Dr WG is still considering a second drug to take with the Pomalyst and DEX, or perhaps eventually with Revlimid and DEX.  Daratumumab (Darzalex) is a great choice, though I'm certainly no fan of Janssen Biotech, the company that is "commercializing" it, because of past criminal activity.  Elotuzumab (Empliciti) is a possibility as well.  Pembrolizumab (Keytruda) has also shown promise in early trials with Pomalyst or Revlimid and DEX.  It is FDA approved for melanoma (it saved President Carter), but is not yet approved for myeloma and thus may present an insurance issue.  All of those are monoclonal antibodies, not unlike the study drugs that I have been taking, but with demonstrated efficacy when combined with an IMiD like Pomalyst or Revlimid.

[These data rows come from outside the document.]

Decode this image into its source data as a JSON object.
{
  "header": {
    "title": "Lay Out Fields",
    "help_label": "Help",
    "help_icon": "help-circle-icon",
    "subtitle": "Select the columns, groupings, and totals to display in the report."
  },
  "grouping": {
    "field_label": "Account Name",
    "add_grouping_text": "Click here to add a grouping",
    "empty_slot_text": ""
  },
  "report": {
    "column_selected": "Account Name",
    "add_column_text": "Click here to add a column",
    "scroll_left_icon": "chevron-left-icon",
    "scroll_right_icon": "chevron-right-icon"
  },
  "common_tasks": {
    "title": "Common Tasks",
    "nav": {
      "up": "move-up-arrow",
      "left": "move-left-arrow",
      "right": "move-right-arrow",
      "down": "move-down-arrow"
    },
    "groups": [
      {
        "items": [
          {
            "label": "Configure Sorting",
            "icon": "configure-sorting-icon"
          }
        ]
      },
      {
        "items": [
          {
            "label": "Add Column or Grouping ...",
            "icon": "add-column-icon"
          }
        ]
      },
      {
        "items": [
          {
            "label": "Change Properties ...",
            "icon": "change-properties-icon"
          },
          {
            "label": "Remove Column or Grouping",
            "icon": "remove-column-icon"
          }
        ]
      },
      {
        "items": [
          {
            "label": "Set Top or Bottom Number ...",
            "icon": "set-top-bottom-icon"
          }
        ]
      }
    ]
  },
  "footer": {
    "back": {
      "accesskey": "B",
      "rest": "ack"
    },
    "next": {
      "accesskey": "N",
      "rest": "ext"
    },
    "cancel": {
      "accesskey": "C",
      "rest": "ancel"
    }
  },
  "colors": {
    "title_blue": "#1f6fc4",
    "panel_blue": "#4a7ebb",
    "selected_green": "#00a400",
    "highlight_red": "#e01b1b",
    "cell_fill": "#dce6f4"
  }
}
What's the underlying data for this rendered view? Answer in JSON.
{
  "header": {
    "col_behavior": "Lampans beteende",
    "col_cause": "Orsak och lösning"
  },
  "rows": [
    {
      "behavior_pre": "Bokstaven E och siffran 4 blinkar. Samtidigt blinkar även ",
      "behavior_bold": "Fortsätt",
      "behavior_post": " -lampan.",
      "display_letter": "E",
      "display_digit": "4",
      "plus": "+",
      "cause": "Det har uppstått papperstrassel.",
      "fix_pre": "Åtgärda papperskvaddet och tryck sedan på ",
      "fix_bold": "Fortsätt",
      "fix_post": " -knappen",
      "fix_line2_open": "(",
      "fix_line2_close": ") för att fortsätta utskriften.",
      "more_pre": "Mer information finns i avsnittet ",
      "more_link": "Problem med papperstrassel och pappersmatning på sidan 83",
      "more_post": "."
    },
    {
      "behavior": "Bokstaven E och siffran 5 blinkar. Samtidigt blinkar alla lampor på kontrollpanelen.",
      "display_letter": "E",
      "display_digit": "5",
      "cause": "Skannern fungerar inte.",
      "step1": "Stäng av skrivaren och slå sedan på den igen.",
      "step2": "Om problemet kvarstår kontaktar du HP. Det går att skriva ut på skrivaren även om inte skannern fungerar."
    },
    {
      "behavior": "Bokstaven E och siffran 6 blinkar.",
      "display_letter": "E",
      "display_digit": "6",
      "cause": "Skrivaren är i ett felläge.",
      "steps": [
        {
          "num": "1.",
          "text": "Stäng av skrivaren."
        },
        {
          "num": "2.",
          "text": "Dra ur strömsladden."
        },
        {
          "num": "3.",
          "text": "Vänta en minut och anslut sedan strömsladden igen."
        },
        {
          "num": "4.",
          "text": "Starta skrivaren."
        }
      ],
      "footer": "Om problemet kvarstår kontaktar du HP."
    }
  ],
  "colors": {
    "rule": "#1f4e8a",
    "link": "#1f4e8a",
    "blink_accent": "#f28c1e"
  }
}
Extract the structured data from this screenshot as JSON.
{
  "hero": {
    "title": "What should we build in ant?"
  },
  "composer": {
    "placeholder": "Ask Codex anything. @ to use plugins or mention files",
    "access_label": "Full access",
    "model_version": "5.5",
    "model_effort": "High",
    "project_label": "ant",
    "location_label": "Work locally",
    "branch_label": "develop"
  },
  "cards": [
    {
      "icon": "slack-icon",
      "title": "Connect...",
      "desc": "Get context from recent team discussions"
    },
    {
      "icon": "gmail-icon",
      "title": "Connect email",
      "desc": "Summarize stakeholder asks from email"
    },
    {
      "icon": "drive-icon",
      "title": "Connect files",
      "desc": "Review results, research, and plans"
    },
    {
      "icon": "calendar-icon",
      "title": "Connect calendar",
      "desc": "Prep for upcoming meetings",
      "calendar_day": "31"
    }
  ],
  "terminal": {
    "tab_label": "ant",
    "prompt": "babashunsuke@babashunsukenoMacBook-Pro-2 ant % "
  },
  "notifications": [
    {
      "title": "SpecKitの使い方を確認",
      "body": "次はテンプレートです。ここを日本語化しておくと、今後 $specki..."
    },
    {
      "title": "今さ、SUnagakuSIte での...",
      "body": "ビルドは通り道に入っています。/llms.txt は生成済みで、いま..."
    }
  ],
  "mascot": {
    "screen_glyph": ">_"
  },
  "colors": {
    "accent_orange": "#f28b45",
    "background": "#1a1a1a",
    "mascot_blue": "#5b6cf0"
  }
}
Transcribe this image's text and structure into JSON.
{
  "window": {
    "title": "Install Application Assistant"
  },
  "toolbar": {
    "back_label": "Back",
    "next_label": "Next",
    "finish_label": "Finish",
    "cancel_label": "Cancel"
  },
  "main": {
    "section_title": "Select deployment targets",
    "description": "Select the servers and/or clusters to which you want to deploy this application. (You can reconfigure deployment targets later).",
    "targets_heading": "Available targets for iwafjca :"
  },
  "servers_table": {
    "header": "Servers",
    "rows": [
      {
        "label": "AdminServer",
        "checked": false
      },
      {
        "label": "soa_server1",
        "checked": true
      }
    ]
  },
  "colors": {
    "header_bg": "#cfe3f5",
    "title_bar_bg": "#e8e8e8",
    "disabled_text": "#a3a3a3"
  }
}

Another choice is an IMiD with a proteasome inhibitor and DEX - the standard of care for newly-diagnosed patients.  Unfortunately, though, I have already tried one proteasome inhibitor, which did nothing for the myeloma but did cause peripheral neuropathy.  Proteasome inhibitors work miracles for most patients, but may not be in my future.  The one possibility is carfilzomib (Kyprolis), as it may be the least apt to cause side effects.

It's great to have choices! I'll post as soon as a plan is finalized.

Thursday, March 3, 2016

No More DEX

For over a week I had to take a little dexamethasone (DEX) now and then to manage a severe pain in my back and lower right abdomen.  I don't know for sure why the DEX fixed the pain when Vicodin didn't, but it was magic.  DEX is a powerful anti-inflammatory, so my theory is that something was inflamed and pressing on the spinal cord, and the DEX reduced that inflammation.

If that's what happened, I don't know why the inflammation showed up, or why it went away.  I haven't taken any DEX for three full days now, and I'm glad to be off DEX because it can have serious side effects from long term use.  I may need to take it as part of a future treatment protocol, but not for the current protocol.

I have another appointment at Mayo next week, and a PET scan is scheduled to try to get more information about the possible cause of the inflammation.